Unfoodie wants to understand the basics of caviar because “the only thing I know about caviar is that it’s fish eggs.”
So Unfoodie wants to know: What kinds of caviar are there? How is it eaten? What’s so great about it?
True caviar always comes from one of three types of sturgeon, Caroline1 says, and it is usually ranked in quality in this order: beluga, osetra, and then sevruga. But great caviar is becoming almost impossible to find, Caroline1 says. “I think top dollar for a kilo of top beluga today is somewhere close to (or more than?) twenty thousand dollars!” she says. “Best caviars come from wild species of these sturgeon that are native to the Caspian and Black Seas,” Caroline1 says, although sturgeon caviars are now available from American waters.
What’s the best way to eat this delicacy? With a spoon, Caroline1 says—but not a metal spoon that will react with the caviar and affect the flavor. Instead, use a glass or mother of pearl implement. As for accompaniments, the “best way to eat it is on toast points, buttered with unsalted high grade butter if you like,” Caroline1 says.

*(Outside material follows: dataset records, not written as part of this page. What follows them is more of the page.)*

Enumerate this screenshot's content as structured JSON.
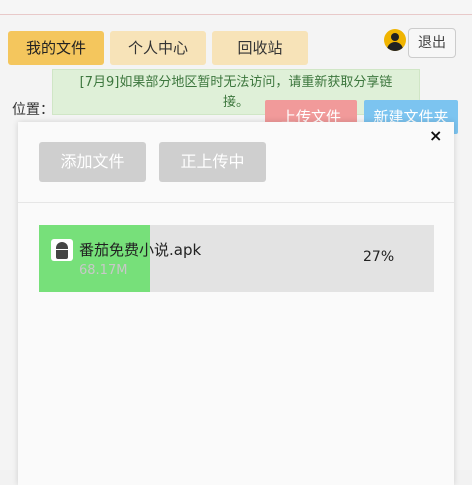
{
  "nav": {
    "tabs": [
      {
        "label": "我的文件"
      },
      {
        "label": "个人中心"
      },
      {
        "label": "回收站"
      }
    ],
    "logout_label": "退出"
  },
  "notice": {
    "line1": "[7月9]如果部分地区暂时无法访问，请重新获取分享链",
    "line2": "接。"
  },
  "location_label": "位置：",
  "actions": {
    "upload_label": "上传文件",
    "new_folder_label": "新建文件夹"
  },
  "upload_modal": {
    "close_label": "×",
    "add_file_label": "添加文件",
    "uploading_label": "正上传中",
    "file": {
      "name": "番茄免费小说.apk",
      "size": "68.17M",
      "progress_text": "27%",
      "progress_fraction": 0.28
    }
  },
  "colors": {
    "tab_active": "#f4c65d",
    "tab_inactive": "#f7e3b8",
    "notice_bg": "#dff0d8",
    "upload_btn": "#f19a9a",
    "new_folder_btn": "#7cc4f0",
    "progress": "#77e07a"
  },
  "icons": {
    "avatar": "user-avatar-icon",
    "file": "android-apk-icon",
    "close": "close-icon"
  }
}
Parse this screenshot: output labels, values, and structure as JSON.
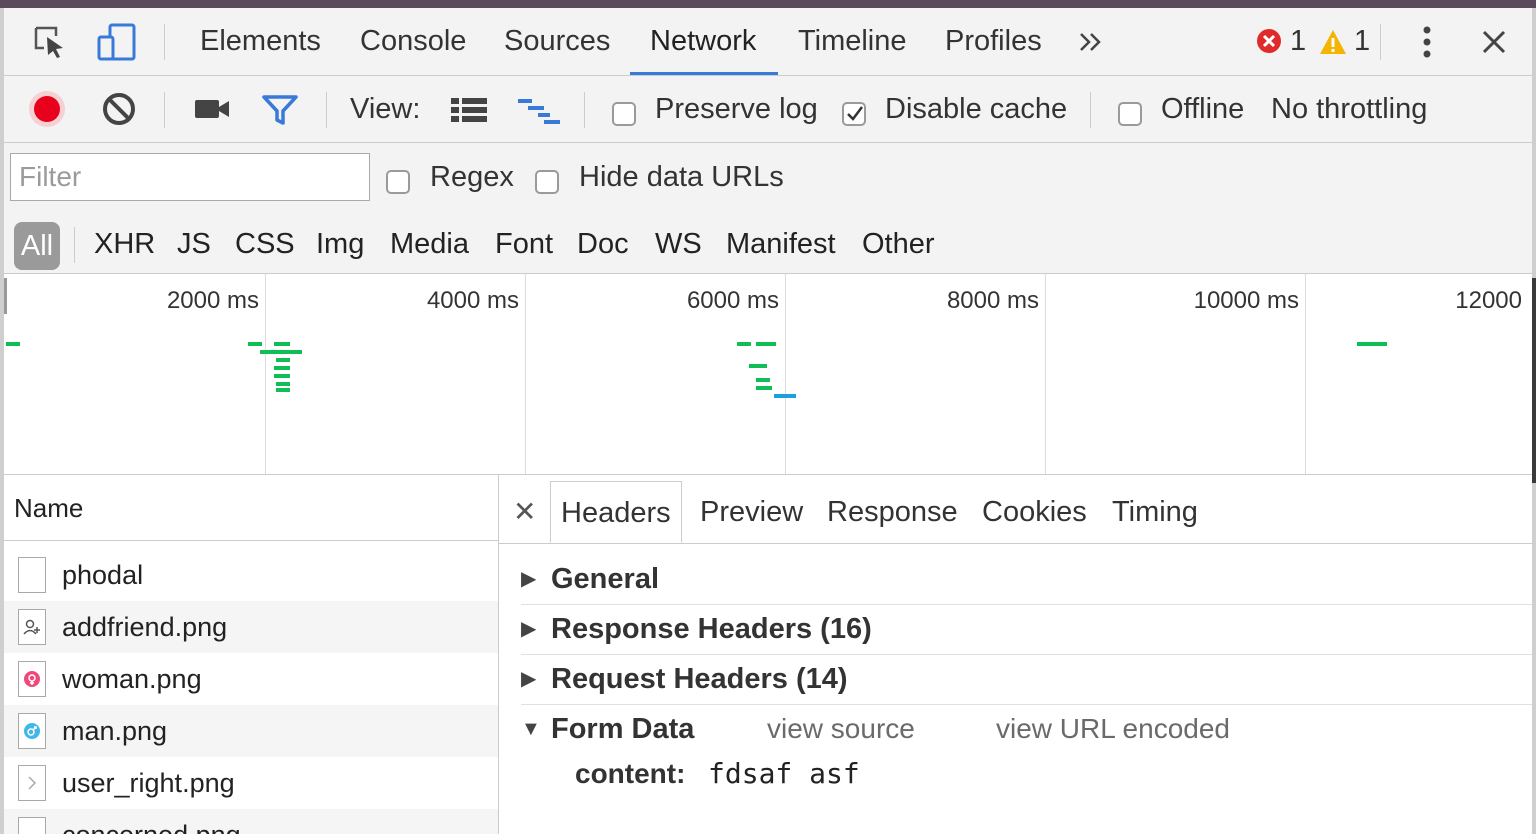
{
  "tabbar": {
    "tabs": [
      "Elements",
      "Console",
      "Sources",
      "Network",
      "Timeline",
      "Profiles"
    ],
    "active": "Network",
    "overflow_icon": "chevron-double-right-icon",
    "error_count": "1",
    "warning_count": "1"
  },
  "toolbar": {
    "view_label": "View:",
    "preserve_log": "Preserve log",
    "disable_cache": "Disable cache",
    "disable_cache_checked": true,
    "offline": "Offline",
    "throttling": "No throttling",
    "record_color": "#e8001c",
    "filter_icon_color": "#3879d9"
  },
  "filter": {
    "placeholder": "Filter",
    "regex": "Regex",
    "hide_data_urls": "Hide data URLs",
    "types": [
      "All",
      "XHR",
      "JS",
      "CSS",
      "Img",
      "Media",
      "Font",
      "Doc",
      "WS",
      "Manifest",
      "Other"
    ],
    "active_type": "All"
  },
  "overview": {
    "labels": [
      "2000 ms",
      "4000 ms",
      "6000 ms",
      "8000 ms",
      "10000 ms",
      "12000"
    ],
    "bar_colors": {
      "green": "#0fbf56",
      "blue": "#1e9ee0"
    }
  },
  "requests": {
    "header": "Name",
    "rows": [
      "phodal",
      "addfriend.png",
      "woman.png",
      "man.png",
      "user_right.png",
      "concerned.png"
    ]
  },
  "details": {
    "tabs": [
      "Headers",
      "Preview",
      "Response",
      "Cookies",
      "Timing"
    ],
    "active_tab": "Headers",
    "sections": {
      "general": "General",
      "response_headers": "Response Headers (16)",
      "request_headers": "Request Headers (14)",
      "form_data": "Form Data"
    },
    "form_links": {
      "view_source": "view source",
      "view_url_encoded": "view URL encoded"
    },
    "form_field": {
      "key": "content:",
      "value": "fdsaf asf"
    }
  }
}
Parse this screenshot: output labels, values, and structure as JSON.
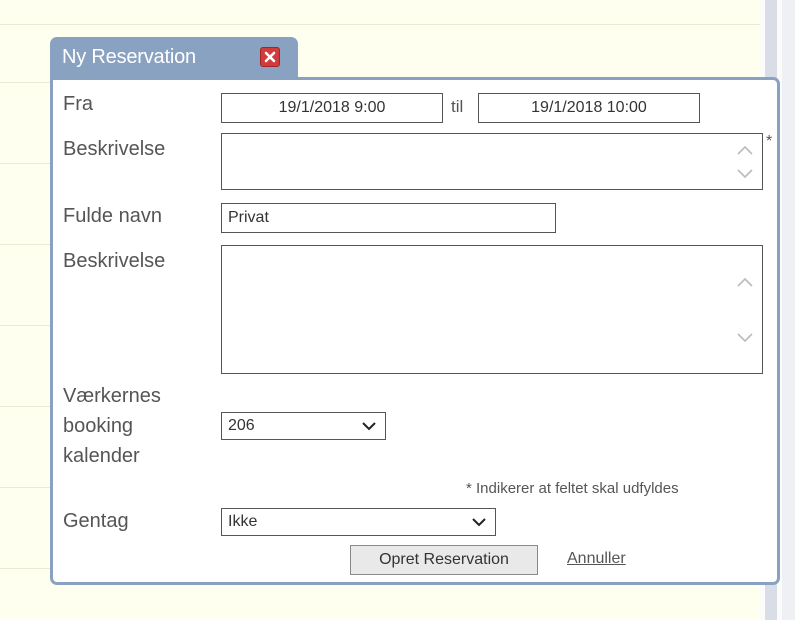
{
  "dialog": {
    "title": "Ny Reservation",
    "close_icon": "close-icon",
    "from_label": "Fra",
    "from_value": "19/1/2018  9:00",
    "to_label": "til",
    "to_value": "19/1/2018  10:00",
    "description1_label": "Beskrivelse",
    "description1_value": "",
    "required_star": "*",
    "full_name_label": "Fulde navn",
    "full_name_value": "Privat",
    "description2_label": "Beskrivelse",
    "description2_value": "",
    "calendar_label_line1": "Værkernes",
    "calendar_label_line2": "booking",
    "calendar_label_line3": "kalender",
    "calendar_selected": "206",
    "required_hint": "* Indikerer at feltet skal udfyldes",
    "repeat_label": "Gentag",
    "repeat_selected": "Ikke",
    "submit_label": "Opret Reservation",
    "cancel_label": "Annuller"
  },
  "colors": {
    "dialog_border": "#8aa2c1",
    "close_button": "#d23b3b",
    "page_background": "#fffff0"
  }
}
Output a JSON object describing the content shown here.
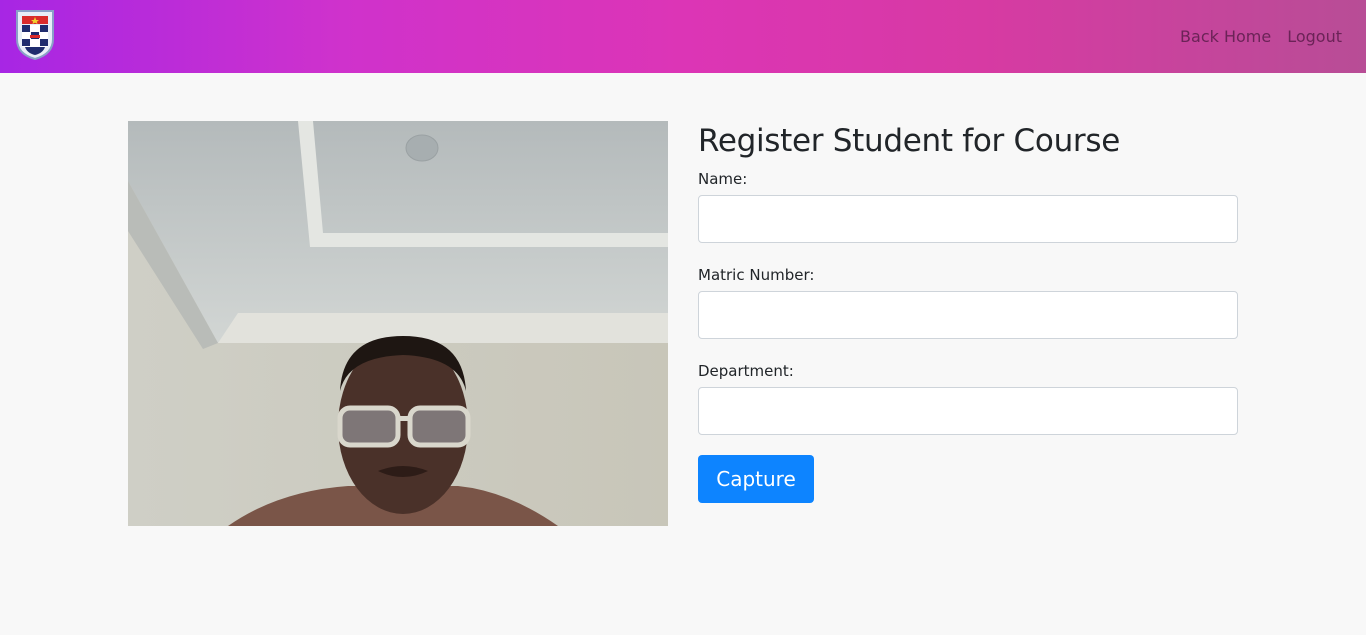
{
  "navbar": {
    "logo_icon": "university-crest-icon",
    "links": [
      {
        "label": "Back Home"
      },
      {
        "label": "Logout"
      }
    ],
    "gradient": [
      "#a726e4",
      "#dc35b6",
      "#b84d96"
    ]
  },
  "webcam": {
    "icon": "webcam-feed-image"
  },
  "form": {
    "title": "Register Student for Course",
    "fields": [
      {
        "label": "Name:",
        "value": "",
        "placeholder": ""
      },
      {
        "label": "Matric Number:",
        "value": "",
        "placeholder": ""
      },
      {
        "label": "Department:",
        "value": "",
        "placeholder": ""
      }
    ],
    "capture_label": "Capture",
    "accent": "#0d84ff"
  }
}
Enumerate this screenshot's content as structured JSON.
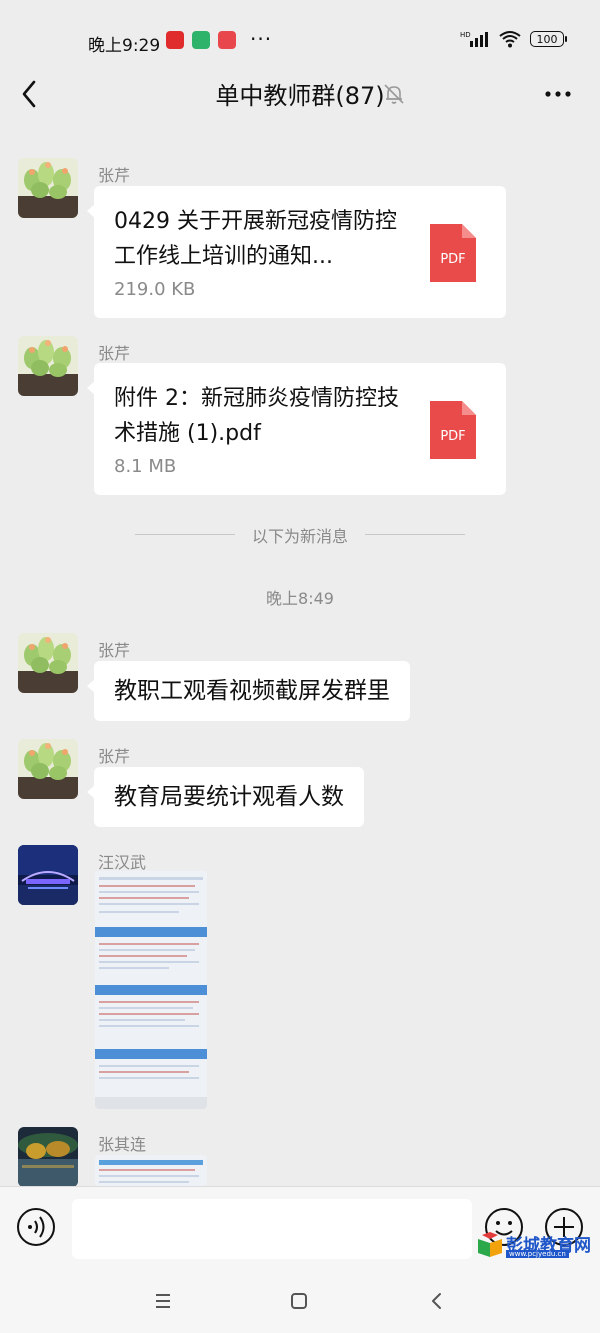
{
  "status_bar": {
    "time": "晚上9:29",
    "dots": "···",
    "network": "HD",
    "battery": "100"
  },
  "header": {
    "title": "单中教师群(87)"
  },
  "messages": [
    {
      "sender": "张芹",
      "type": "file",
      "file_name": "0429 关于开展新冠疫情防控工作线上培训的通知...",
      "file_size": "219.0 KB",
      "file_type": "PDF"
    },
    {
      "sender": "张芹",
      "type": "file",
      "file_name": "附件 2：新冠肺炎疫情防控技术措施 (1).pdf",
      "file_size": "8.1 MB",
      "file_type": "PDF"
    },
    {
      "sender": "张芹",
      "type": "text",
      "text": "教职工观看视频截屏发群里"
    },
    {
      "sender": "张芹",
      "type": "text",
      "text": "教育局要统计观看人数"
    },
    {
      "sender": "汪汉武",
      "type": "image"
    },
    {
      "sender": "张其连",
      "type": "image"
    }
  ],
  "divider": {
    "new_messages": "以下为新消息"
  },
  "timestamp": "晚上8:49",
  "watermark": {
    "name": "彭城教育网",
    "url": "www.pcjyedu.cn"
  },
  "colors": {
    "background": "#ededed",
    "bubble": "#ffffff",
    "pdf_red": "#e94b4b",
    "meta_gray": "#8a8a8a"
  }
}
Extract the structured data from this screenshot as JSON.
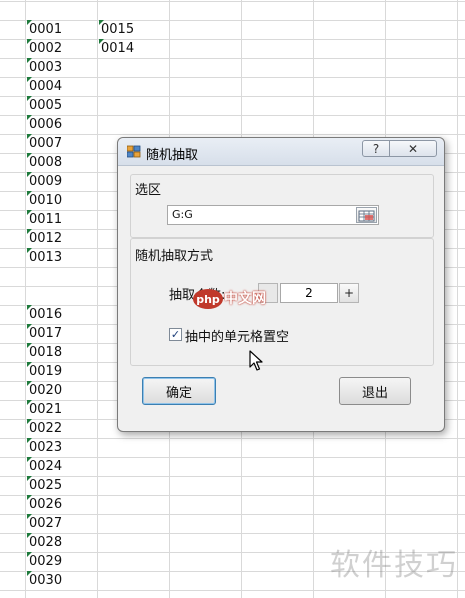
{
  "sheet": {
    "column_a": [
      "0001",
      "0002",
      "0003",
      "0004",
      "0005",
      "0006",
      "0007",
      "0008",
      "0009",
      "0010",
      "0011",
      "0012",
      "0013",
      "",
      "",
      "0016",
      "0017",
      "0018",
      "0019",
      "0020",
      "0021",
      "0022",
      "0023",
      "0024",
      "0025",
      "0026",
      "0027",
      "0028",
      "0029",
      "0030"
    ],
    "column_b": [
      "0015",
      "0014"
    ]
  },
  "dialog": {
    "title": "随机抽取",
    "help_glyph": "?",
    "close_glyph": "✕",
    "range_section": "选区",
    "range_value": "G:G",
    "method_section": "随机抽取方式",
    "count_label": "抽取个数:",
    "count_value": "2",
    "plus_label": "+",
    "clear_checked": true,
    "clear_label": "抽中的单元格置空",
    "ok_label": "确定",
    "exit_label": "退出"
  },
  "overlay": {
    "site_logo": "php",
    "site_text": "中文网",
    "watermark": "软件技巧"
  },
  "colors": {
    "grid": "#d9d9d9",
    "cell_marker": "#1e7a3c",
    "dialog_bg": "#f0f0f0",
    "php_logo_red": "#c0392b"
  }
}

She thinks that the Russian way of serving caviar, on blini with sour cream (smetana), diminishes the flavor of the caviar. “Caviar should NEVER be topped with chopped eggs, chopped onions, or any of the junk that some restaurants serve along with it,” she says. “That is just plain wrong … [but] it will mask an inferior grade of caviar.”
The thing to pay attention to when eating caviar is the “snap,” Caroline1 says. “While they’re worlds apart in price, the snap of a really good natural casing hot dog and the eggs of really good quality caviar have that snapping quality in common,” she says.
If you can’t afford sturgeon roe, there are other fish roes that are highly prized. “The closest thing in snap and texture (and not too far off in flavor) is fresh-from-the-salmon roe,” says Caroline1. “I could eat a kilo of that!”
Discuss: Please school me on caviar.